_Assignment_.
Reproduce the data that follows in its entirety, character for character.

_Input records_.
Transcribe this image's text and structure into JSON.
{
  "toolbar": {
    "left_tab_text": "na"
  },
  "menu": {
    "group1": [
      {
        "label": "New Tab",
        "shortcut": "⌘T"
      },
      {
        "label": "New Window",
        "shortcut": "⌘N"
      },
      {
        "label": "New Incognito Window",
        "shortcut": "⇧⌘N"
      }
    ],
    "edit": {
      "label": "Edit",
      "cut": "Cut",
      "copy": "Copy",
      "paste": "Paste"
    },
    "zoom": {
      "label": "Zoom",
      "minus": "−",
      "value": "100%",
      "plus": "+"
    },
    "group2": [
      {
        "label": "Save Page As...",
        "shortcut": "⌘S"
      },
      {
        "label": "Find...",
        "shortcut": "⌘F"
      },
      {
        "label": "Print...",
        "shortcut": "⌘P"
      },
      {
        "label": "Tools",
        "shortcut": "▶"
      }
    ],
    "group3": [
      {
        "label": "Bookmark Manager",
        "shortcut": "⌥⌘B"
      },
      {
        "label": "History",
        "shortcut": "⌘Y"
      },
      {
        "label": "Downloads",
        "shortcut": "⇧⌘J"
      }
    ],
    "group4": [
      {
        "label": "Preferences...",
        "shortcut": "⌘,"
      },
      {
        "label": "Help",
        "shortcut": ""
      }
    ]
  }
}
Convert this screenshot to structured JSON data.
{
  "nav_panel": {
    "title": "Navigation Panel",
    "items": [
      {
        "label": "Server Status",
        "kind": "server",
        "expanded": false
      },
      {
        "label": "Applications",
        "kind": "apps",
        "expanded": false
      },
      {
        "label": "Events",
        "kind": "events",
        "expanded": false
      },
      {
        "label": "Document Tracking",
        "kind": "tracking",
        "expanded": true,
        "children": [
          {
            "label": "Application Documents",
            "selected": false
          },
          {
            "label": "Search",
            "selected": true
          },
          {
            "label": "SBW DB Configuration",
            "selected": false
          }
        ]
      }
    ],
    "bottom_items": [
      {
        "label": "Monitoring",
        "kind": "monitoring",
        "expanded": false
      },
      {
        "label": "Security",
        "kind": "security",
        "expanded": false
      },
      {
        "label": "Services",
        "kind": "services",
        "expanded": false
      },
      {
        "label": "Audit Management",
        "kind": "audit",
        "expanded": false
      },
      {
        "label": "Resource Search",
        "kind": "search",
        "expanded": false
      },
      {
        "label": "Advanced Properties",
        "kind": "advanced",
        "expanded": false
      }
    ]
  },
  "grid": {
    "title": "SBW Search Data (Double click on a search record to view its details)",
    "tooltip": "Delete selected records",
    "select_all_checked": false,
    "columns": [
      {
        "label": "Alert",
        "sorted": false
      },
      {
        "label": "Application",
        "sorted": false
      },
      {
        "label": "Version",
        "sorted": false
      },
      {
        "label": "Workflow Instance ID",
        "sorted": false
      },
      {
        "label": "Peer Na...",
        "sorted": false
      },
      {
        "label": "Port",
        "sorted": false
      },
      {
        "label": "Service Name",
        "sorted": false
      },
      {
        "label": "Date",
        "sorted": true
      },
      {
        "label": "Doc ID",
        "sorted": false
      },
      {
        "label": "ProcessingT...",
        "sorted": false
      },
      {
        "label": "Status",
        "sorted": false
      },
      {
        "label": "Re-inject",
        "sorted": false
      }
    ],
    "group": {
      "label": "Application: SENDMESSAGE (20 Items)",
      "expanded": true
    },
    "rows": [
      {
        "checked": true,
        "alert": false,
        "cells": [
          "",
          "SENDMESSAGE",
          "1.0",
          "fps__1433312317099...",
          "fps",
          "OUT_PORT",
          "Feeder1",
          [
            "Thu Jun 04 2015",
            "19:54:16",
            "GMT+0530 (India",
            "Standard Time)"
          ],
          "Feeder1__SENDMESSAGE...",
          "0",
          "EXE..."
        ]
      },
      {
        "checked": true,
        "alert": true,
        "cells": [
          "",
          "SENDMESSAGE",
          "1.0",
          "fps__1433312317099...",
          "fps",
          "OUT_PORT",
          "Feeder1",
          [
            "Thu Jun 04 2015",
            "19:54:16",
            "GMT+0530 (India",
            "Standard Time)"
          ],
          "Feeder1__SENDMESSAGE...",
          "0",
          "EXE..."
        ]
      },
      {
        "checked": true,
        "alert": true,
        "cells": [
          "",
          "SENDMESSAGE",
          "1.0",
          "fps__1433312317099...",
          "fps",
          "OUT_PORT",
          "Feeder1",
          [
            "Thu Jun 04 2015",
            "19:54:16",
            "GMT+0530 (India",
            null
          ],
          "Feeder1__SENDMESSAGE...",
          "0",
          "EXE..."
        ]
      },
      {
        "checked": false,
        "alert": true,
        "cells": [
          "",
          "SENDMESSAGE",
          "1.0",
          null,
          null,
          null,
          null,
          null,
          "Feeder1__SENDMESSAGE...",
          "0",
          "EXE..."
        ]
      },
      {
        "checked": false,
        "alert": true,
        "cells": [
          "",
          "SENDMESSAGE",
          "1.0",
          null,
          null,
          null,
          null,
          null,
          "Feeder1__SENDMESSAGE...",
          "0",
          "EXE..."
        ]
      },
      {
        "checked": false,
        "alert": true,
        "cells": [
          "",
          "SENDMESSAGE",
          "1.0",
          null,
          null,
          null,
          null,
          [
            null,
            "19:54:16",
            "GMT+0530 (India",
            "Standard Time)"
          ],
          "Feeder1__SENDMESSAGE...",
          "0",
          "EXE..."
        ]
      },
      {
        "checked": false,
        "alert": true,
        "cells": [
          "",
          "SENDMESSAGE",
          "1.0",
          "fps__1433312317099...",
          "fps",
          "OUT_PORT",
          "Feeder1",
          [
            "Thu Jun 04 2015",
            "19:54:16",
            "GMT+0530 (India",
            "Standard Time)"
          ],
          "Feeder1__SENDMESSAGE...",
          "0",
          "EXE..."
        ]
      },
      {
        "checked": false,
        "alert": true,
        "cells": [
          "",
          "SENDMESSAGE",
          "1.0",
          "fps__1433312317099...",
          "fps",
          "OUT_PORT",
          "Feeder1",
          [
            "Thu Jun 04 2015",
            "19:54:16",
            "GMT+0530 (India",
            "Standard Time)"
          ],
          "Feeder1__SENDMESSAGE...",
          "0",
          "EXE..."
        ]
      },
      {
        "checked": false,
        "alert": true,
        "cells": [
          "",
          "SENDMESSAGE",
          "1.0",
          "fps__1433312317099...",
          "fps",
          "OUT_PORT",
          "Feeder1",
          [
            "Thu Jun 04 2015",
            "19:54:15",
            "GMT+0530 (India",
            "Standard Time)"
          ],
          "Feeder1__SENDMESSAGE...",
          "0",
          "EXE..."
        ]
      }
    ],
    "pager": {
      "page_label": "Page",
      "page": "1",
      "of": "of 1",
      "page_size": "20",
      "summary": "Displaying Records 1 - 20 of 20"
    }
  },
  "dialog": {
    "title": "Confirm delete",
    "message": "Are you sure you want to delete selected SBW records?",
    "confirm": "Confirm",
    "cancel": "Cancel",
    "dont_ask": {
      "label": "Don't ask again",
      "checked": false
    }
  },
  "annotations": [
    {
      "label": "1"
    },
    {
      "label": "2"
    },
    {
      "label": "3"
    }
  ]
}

_Solved problem_.
Transcribe this image's text and structure into JSON.
{
  "toolbar": {
    "left_tab_text": "na"
  },
  "menu": {
    "group1": [
      {
        "label": "New Tab",
        "shortcut": "⌘T"
      },
      {
        "label": "New Window",
        "shortcut": "⌘N"
      },
      {
        "label": "New Incognito Window",
        "shortcut": "⇧⌘N"
      }
    ],
    "edit": {
      "label": "Edit",
      "cut": "Cut",
      "copy": "Copy",
      "paste": "Paste"
    },
    "zoom": {
      "label": "Zoom",
      "minus": "−",
      "value": "100%",
      "plus": "+"
    },
    "group2": [
      {
        "label": "Save Page As...",
        "shortcut": "⌘S"
      },
      {
        "label": "Find...",
        "shortcut": "⌘F"
      },
      {
        "label": "Print...",
        "shortcut": "⌘P"
      },
      {
        "label": "Tools",
        "shortcut": "▶"
      }
    ],
    "group3": [
      {
        "label": "Bookmark Manager",
        "shortcut": "⌥⌘B"
      },
      {
        "label": "History",
        "shortcut": "⌘Y"
      },
      {
        "label": "Downloads",
        "shortcut": "⇧⌘J"
      }
    ],
    "group4": [
      {
        "label": "Preferences...",
        "shortcut": "⌘,"
      },
      {
        "label": "Help",
        "shortcut": ""
      }
    ]
  }
}
Convert this screenshot to structured JSON data.
{
  "nav_panel": {
    "title": "Navigation Panel",
    "items": [
      {
        "label": "Server Status",
        "kind": "server",
        "expanded": false
      },
      {
        "label": "Applications",
        "kind": "apps",
        "expanded": false
      },
      {
        "label": "Events",
        "kind": "events",
        "expanded": false
      },
      {
        "label": "Document Tracking",
        "kind": "tracking",
        "expanded": true,
        "children": [
          {
            "label": "Application Documents",
            "selected": false
          },
          {
            "label": "Search",
            "selected": true
          },
          {
            "label": "SBW DB Configuration",
            "selected": false
          }
        ]
      }
    ],
    "bottom_items": [
      {
        "label": "Monitoring",
        "kind": "monitoring",
        "expanded": false
      },
      {
        "label": "Security",
        "kind": "security",
        "expanded": false
      },
      {
        "label": "Services",
        "kind": "services",
        "expanded": false
      },
      {
        "label": "Audit Management",
        "kind": "audit",
        "expanded": false
      },
      {
        "label": "Resource Search",
        "kind": "search",
        "expanded": false
      },
      {
        "label": "Advanced Properties",
        "kind": "advanced",
        "expanded": false
      }
    ]
  },
  "grid": {
    "title": "SBW Search Data (Double click on a search record to view its details)",
    "tooltip": "Delete selected records",
    "select_all_checked": false,
    "columns": [
      {
        "label": "Alert",
        "sorted": false
      },
      {
        "label": "Application",
        "sorted": false
      },
      {
        "label": "Version",
        "sorted": false
      },
      {
        "label": "Workflow Instance ID",
        "sorted": false
      },
      {
        "label": "Peer Na...",
        "sorted": false
      },
      {
        "label": "Port",
        "sorted": false
      },
      {
        "label": "Service Name",
        "sorted": false
      },
      {
        "label": "Date",
        "sorted": true
      },
      {
        "label": "Doc ID",
        "sorted": false
      },
      {
        "label": "ProcessingT...",
        "sorted": false
      },
      {
        "label": "Status",
        "sorted": false
      },
      {
        "label": "Re-inject",
        "sorted": false
      }
    ],
    "group": {
      "label": "Application: SENDMESSAGE (20 Items)",
      "expanded": true
    },
    "rows": [
      {
        "checked": true,
        "alert": false,
        "cells": [
          "",
          "SENDMESSAGE",
          "1.0",
          "fps__1433312317099...",
          "fps",
          "OUT_PORT",
          "Feeder1",
          [
            "Thu Jun 04 2015",
            "19:54:16",
            "GMT+0530 (India",
            "Standard Time)"
          ],
          "Feeder1__SENDMESSAGE...",
          "0",
          "EXE..."
        ]
      },
      {
        "checked": true,
        "alert": true,
        "cells": [
          "",
          "SENDMESSAGE",
          "1.0",
          "fps__1433312317099...",
          "fps",
          "OUT_PORT",
          "Feeder1",
          [
            "Thu Jun 04 2015",
            "19:54:16",
            "GMT+0530 (India",
            "Standard Time)"
          ],
          "Feeder1__SENDMESSAGE...",
          "0",
          "EXE..."
        ]
      },
      {
        "checked": true,
        "alert": true,
        "cells": [
          "",
          "SENDMESSAGE",
          "1.0",
          "fps__1433312317099...",
          "fps",
          "OUT_PORT",
          "Feeder1",
          [
            "Thu Jun 04 2015",
            "19:54:16",
            "GMT+0530 (India",
            null
          ],
          "Feeder1__SENDMESSAGE...",
          "0",
          "EXE..."
        ]
      },
      {
        "checked": false,
        "alert": true,
        "cells": [
          "",
          "SENDMESSAGE",
          "1.0",
          null,
          null,
          null,
          null,
          null,
          "Feeder1__SENDMESSAGE...",
          "0",
          "EXE..."
        ]
      },
      {
        "checked": false,
        "alert": true,
        "cells": [
          "",
          "SENDMESSAGE",
          "1.0",
          null,
          null,
          null,
          null,
          null,
          "Feeder1__SENDMESSAGE...",
          "0",
          "EXE..."
        ]
      },
      {
        "checked": false,
        "alert": true,
        "cells": [
          "",
          "SENDMESSAGE",
          "1.0",
          null,
          null,
          null,
          null,
          [
            null,
            "19:54:16",
            "GMT+0530 (India",
            "Standard Time)"
          ],
          "Feeder1__SENDMESSAGE...",
          "0",
          "EXE..."
        ]
      },
      {
        "checked": false,
        "alert": true,
        "cells": [
          "",
          "SENDMESSAGE",
          "1.0",
          "fps__1433312317099...",
          "fps",
          "OUT_PORT",
          "Feeder1",
          [
            "Thu Jun 04 2015",
            "19:54:16",
            "GMT+0530 (India",
            "Standard Time)"
          ],
          "Feeder1__SENDMESSAGE...",
          "0",
          "EXE..."
        ]
      },
      {
        "checked": false,
        "alert": true,
        "cells": [
          "",
          "SENDMESSAGE",
          "1.0",
          "fps__1433312317099...",
          "fps",
          "OUT_PORT",
          "Feeder1",
          [
            "Thu Jun 04 2015",
            "19:54:16",
            "GMT+0530 (India",
            "Standard Time)"
          ],
          "Feeder1__SENDMESSAGE...",
          "0",
          "EXE..."
        ]
      },
      {
        "checked": false,
        "alert": true,
        "cells": [
          "",
          "SENDMESSAGE",
          "1.0",
          "fps__1433312317099...",
          "fps",
          "OUT_PORT",
          "Feeder1",
          [
            "Thu Jun 04 2015",
            "19:54:15",
            "GMT+0530 (India",
            "Standard Time)"
          ],
          "Feeder1__SENDMESSAGE...",
          "0",
          "EXE..."
        ]
      }
    ],
    "pager": {
      "page_label": "Page",
      "page": "1",
      "of": "of 1",
      "page_size": "20",
      "summary": "Displaying Records 1 - 20 of 20"
    }
  },
  "dialog": {
    "title": "Confirm delete",
    "message": "Are you sure you want to delete selected SBW records?",
    "confirm": "Confirm",
    "cancel": "Cancel",
    "dont_ask": {
      "label": "Don't ask again",
      "checked": false
    }
  },
  "annotations": [
    {
      "label": "1"
    },
    {
      "label": "2"
    },
    {
      "label": "3"
    }
  ]
}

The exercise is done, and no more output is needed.